• [ACTIVITY]
The response must contain every line below in which "this" appears.

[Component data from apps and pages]
※

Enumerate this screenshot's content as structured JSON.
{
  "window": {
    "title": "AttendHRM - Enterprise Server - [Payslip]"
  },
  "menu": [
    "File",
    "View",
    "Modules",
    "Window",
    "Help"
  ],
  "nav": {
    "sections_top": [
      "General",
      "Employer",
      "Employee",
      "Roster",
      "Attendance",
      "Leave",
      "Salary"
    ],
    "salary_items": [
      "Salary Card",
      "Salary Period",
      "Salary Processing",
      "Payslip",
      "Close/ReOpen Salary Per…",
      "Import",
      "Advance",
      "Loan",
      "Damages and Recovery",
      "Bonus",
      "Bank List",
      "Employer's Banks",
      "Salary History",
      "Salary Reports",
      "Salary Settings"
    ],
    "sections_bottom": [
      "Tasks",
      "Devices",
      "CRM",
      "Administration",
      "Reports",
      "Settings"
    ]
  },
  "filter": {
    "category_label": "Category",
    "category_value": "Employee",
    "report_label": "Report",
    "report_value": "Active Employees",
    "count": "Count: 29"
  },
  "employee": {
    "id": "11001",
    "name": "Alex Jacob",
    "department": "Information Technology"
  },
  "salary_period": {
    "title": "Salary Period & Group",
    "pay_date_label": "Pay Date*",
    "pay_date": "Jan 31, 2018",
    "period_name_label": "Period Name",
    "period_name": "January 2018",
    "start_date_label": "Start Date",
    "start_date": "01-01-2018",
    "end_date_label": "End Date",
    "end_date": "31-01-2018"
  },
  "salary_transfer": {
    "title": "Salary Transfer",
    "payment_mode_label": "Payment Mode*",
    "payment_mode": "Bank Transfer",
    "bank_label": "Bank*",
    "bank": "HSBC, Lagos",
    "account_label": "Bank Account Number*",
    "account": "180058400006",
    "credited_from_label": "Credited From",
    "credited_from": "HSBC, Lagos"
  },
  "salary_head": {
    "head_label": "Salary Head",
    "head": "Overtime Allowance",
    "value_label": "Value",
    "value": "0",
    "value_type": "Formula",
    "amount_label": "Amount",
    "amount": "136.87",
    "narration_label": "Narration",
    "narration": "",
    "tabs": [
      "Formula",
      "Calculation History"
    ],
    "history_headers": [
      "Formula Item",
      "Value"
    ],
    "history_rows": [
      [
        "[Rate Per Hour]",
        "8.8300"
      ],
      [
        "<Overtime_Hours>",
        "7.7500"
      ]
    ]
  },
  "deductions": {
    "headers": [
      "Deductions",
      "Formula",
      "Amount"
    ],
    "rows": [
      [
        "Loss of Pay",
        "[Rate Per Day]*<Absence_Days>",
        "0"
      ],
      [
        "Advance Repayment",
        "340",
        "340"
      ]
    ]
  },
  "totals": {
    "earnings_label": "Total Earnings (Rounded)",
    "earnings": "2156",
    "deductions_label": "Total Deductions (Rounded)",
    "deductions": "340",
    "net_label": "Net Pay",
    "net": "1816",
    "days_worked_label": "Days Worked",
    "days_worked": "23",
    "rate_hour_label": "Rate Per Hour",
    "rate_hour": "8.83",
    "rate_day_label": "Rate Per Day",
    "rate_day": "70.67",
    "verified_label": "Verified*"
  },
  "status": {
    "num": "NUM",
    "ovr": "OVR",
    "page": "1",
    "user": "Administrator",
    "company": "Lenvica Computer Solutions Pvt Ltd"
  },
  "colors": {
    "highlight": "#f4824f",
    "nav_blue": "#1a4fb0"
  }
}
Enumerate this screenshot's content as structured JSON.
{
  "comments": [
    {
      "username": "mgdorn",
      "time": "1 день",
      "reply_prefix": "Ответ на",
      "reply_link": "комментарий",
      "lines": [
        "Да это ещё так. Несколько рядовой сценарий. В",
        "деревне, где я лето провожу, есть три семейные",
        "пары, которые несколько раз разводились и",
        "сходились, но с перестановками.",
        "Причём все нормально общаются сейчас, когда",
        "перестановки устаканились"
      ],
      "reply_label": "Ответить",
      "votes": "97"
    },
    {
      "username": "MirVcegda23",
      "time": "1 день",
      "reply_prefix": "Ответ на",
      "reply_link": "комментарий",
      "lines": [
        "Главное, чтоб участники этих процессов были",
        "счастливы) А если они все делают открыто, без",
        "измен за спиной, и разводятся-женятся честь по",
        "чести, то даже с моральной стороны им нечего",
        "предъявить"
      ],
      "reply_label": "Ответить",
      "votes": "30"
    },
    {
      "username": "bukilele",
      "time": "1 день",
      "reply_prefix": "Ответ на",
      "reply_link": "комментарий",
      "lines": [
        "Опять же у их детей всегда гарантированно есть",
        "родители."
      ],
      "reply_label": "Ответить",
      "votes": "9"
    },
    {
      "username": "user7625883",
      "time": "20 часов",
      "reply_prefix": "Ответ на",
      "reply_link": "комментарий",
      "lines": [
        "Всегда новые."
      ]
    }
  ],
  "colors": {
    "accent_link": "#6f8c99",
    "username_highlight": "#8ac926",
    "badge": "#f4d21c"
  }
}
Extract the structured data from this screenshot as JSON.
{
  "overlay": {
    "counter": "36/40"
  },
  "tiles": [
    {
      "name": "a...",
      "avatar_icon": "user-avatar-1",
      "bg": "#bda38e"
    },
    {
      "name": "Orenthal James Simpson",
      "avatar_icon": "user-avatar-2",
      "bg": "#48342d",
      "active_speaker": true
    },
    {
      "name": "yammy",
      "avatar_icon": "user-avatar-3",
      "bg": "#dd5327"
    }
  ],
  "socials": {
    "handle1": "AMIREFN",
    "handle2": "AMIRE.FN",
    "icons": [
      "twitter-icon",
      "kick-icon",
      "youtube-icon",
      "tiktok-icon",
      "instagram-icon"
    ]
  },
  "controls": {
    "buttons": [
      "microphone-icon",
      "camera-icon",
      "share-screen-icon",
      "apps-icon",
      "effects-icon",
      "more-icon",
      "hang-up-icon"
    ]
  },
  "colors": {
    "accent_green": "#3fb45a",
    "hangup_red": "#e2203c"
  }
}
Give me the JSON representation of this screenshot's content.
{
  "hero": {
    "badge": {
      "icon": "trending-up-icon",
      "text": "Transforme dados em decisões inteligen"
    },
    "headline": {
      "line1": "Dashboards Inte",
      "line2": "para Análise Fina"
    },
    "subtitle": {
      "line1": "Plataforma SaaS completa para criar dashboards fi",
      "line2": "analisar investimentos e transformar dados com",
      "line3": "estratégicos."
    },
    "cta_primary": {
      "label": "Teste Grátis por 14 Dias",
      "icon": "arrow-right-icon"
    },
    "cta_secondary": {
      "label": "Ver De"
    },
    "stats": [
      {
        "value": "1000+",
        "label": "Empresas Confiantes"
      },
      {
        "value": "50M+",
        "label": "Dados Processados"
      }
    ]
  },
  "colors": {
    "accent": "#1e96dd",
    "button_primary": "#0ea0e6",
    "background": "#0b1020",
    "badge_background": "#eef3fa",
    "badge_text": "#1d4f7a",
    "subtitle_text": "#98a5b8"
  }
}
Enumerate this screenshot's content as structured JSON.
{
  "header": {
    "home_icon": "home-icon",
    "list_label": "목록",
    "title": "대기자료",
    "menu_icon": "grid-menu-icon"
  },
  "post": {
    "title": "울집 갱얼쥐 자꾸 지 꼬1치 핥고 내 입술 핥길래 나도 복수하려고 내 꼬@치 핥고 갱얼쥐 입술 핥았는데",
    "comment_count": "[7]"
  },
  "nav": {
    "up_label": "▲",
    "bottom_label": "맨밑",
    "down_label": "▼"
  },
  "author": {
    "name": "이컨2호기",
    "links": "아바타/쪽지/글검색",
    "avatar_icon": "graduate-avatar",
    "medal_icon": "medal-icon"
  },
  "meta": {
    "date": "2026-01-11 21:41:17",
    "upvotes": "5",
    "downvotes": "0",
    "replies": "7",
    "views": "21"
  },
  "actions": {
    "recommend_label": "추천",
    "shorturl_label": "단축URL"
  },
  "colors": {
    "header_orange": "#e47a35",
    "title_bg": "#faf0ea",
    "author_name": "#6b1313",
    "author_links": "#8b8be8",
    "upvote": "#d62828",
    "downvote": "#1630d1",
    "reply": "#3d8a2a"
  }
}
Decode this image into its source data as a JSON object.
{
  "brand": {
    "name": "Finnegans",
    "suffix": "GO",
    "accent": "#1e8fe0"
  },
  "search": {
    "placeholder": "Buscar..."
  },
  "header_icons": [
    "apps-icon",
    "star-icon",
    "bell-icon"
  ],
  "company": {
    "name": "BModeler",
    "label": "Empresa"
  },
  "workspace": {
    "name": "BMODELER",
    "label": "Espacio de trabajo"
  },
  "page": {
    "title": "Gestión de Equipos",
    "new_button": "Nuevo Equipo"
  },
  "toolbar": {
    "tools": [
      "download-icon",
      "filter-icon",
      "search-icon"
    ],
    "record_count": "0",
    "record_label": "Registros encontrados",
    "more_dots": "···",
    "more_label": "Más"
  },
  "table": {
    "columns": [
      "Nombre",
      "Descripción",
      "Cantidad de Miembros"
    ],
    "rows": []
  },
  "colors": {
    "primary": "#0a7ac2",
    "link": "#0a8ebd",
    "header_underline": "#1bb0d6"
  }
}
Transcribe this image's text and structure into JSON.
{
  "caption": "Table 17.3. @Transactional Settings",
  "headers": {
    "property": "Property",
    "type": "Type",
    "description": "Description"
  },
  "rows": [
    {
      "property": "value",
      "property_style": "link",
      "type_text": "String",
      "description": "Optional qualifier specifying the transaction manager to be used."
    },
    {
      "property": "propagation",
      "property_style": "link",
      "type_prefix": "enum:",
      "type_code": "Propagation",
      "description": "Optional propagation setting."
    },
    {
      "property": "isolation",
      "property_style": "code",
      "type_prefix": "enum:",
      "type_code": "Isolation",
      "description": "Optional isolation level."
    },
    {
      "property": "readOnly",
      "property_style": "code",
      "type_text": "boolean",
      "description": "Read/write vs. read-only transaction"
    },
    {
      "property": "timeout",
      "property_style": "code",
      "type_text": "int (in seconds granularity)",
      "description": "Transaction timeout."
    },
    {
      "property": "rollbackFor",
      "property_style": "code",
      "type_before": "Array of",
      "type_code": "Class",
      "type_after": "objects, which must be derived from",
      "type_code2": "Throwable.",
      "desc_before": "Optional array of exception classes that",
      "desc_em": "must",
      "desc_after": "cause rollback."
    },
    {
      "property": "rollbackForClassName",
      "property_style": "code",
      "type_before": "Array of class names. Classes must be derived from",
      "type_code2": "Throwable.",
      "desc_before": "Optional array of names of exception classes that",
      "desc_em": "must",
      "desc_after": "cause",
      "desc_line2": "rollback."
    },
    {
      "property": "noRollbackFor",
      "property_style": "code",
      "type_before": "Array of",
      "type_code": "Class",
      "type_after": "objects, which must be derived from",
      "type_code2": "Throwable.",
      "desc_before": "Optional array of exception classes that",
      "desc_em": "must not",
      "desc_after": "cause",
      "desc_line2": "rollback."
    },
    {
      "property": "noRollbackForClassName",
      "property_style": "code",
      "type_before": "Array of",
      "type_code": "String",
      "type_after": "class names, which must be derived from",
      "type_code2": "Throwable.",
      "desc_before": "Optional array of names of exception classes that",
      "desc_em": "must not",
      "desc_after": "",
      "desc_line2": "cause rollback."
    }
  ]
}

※

• [YOUR RESPONSE]
Enumerate this screenshot's content as structured JSON.
Enumerate this screenshot's content as structured JSON.
Extract the structured data from this screenshot as JSON.
Give me the JSON representation of this screenshot's content.
Enumerate this screenshot's content as structured JSON.
Decode this image into its source data as a JSON object.
Transcribe this image's text and structure into JSON.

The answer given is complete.